/---
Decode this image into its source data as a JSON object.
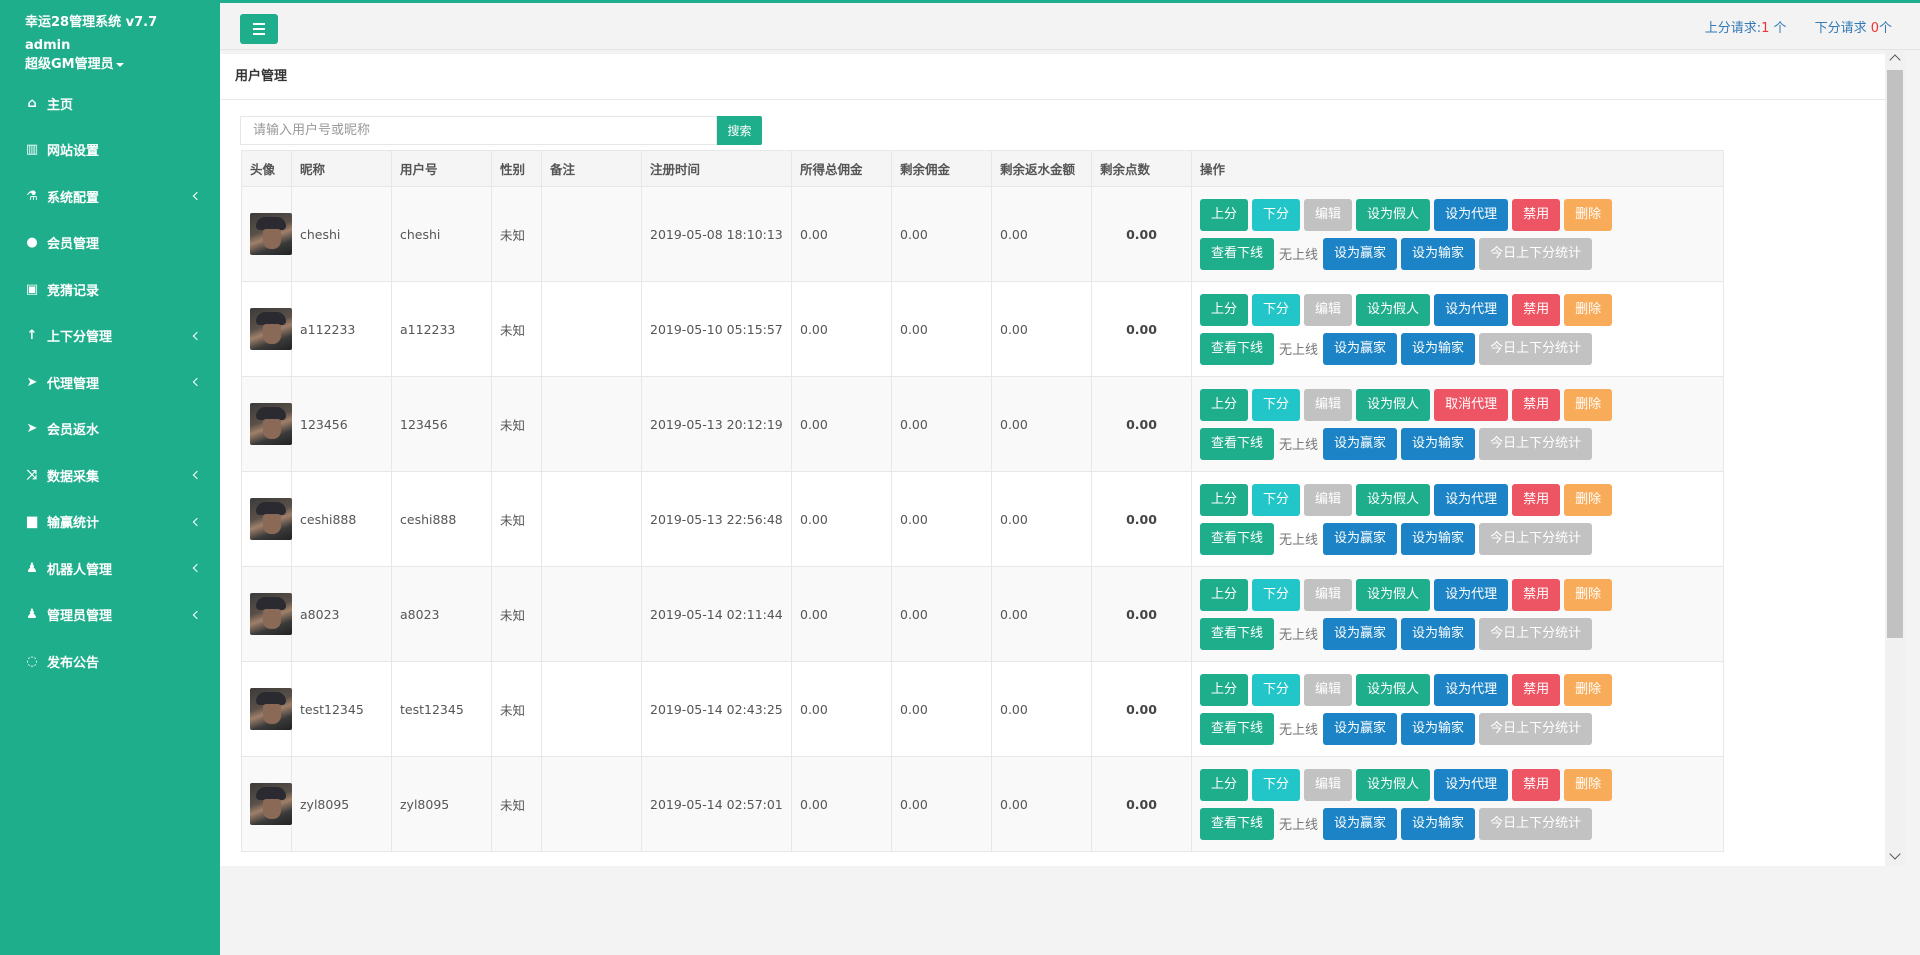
{
  "app": {
    "title": "幸运28管理系统 v7.7",
    "user": "admin",
    "role": "超级GM管理员"
  },
  "sidebar": {
    "items": [
      {
        "label": "主页",
        "icon": "home-icon",
        "has_arrow": false
      },
      {
        "label": "网站设置",
        "icon": "columns-icon",
        "has_arrow": false
      },
      {
        "label": "系统配置",
        "icon": "flask-icon",
        "has_arrow": true
      },
      {
        "label": "会员管理",
        "icon": "user-icon",
        "has_arrow": false
      },
      {
        "label": "竞猜记录",
        "icon": "car-icon",
        "has_arrow": false
      },
      {
        "label": "上下分管理",
        "icon": "level-up-icon",
        "has_arrow": true
      },
      {
        "label": "代理管理",
        "icon": "paper-plane-icon",
        "has_arrow": true
      },
      {
        "label": "会员返水",
        "icon": "paper-plane-icon",
        "has_arrow": false
      },
      {
        "label": "数据采集",
        "icon": "random-icon",
        "has_arrow": true
      },
      {
        "label": "输赢统计",
        "icon": "bar-chart-icon",
        "has_arrow": true
      },
      {
        "label": "机器人管理",
        "icon": "male-icon",
        "has_arrow": true
      },
      {
        "label": "管理员管理",
        "icon": "male-icon",
        "has_arrow": true
      },
      {
        "label": "发布公告",
        "icon": "comments-icon",
        "has_arrow": false
      }
    ]
  },
  "topbar": {
    "up_request_label": "上分请求:",
    "up_request_count": "1",
    "up_request_unit": " 个",
    "down_request_label": "下分请求 ",
    "down_request_count": "0",
    "down_request_unit": "个"
  },
  "page": {
    "title": "用户管理",
    "search_placeholder": "请输入用户号或昵称",
    "search_button": "搜索"
  },
  "table": {
    "headers": [
      "头像",
      "昵称",
      "用户号",
      "性别",
      "备注",
      "注册时间",
      "所得总佣金",
      "剩余佣金",
      "剩余返水金额",
      "剩余点数",
      "操作"
    ],
    "rows": [
      {
        "nickname": "cheshi",
        "userid": "cheshi",
        "gender": "未知",
        "note": "",
        "reg_time": "2019-05-08 18:10:13",
        "total_commission": "0.00",
        "remain_commission": "0.00",
        "remain_rebate": "0.00",
        "points": "0.00",
        "agent_action": "设为代理"
      },
      {
        "nickname": "a112233",
        "userid": "a112233",
        "gender": "未知",
        "note": "",
        "reg_time": "2019-05-10 05:15:57",
        "total_commission": "0.00",
        "remain_commission": "0.00",
        "remain_rebate": "0.00",
        "points": "0.00",
        "agent_action": "设为代理"
      },
      {
        "nickname": "123456",
        "userid": "123456",
        "gender": "未知",
        "note": "",
        "reg_time": "2019-05-13 20:12:19",
        "total_commission": "0.00",
        "remain_commission": "0.00",
        "remain_rebate": "0.00",
        "points": "0.00",
        "agent_action": "取消代理"
      },
      {
        "nickname": "ceshi888",
        "userid": "ceshi888",
        "gender": "未知",
        "note": "",
        "reg_time": "2019-05-13 22:56:48",
        "total_commission": "0.00",
        "remain_commission": "0.00",
        "remain_rebate": "0.00",
        "points": "0.00",
        "agent_action": "设为代理"
      },
      {
        "nickname": "a8023",
        "userid": "a8023",
        "gender": "未知",
        "note": "",
        "reg_time": "2019-05-14 02:11:44",
        "total_commission": "0.00",
        "remain_commission": "0.00",
        "remain_rebate": "0.00",
        "points": "0.00",
        "agent_action": "设为代理"
      },
      {
        "nickname": "test12345",
        "userid": "test12345",
        "gender": "未知",
        "note": "",
        "reg_time": "2019-05-14 02:43:25",
        "total_commission": "0.00",
        "remain_commission": "0.00",
        "remain_rebate": "0.00",
        "points": "0.00",
        "agent_action": "设为代理"
      },
      {
        "nickname": "zyl8095",
        "userid": "zyl8095",
        "gender": "未知",
        "note": "",
        "reg_time": "2019-05-14 02:57:01",
        "total_commission": "0.00",
        "remain_commission": "0.00",
        "remain_rebate": "0.00",
        "points": "0.00",
        "agent_action": "设为代理"
      }
    ],
    "actions": {
      "up": "上分",
      "down": "下分",
      "edit": "编辑",
      "set_fake": "设为假人",
      "ban": "禁用",
      "delete": "删除",
      "view_downline": "查看下线",
      "no_upline": "无上线",
      "set_winner": "设为赢家",
      "set_loser": "设为输家",
      "today_stats": "今日上下分统计"
    }
  },
  "colors": {
    "primary": "#1fae8c",
    "cyan": "#23c6c8",
    "blue": "#1c84c6",
    "red": "#ed5565",
    "orange": "#f8ac59",
    "gray": "#c2c2c2"
  }
}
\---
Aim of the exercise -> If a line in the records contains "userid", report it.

Result ->
        "userid": "cheshi",
        "userid": "a112233",
        "userid": "123456",
        "userid": "ceshi888",
        "userid": "a8023",
        "userid": "test12345",
        "userid": "zyl8095",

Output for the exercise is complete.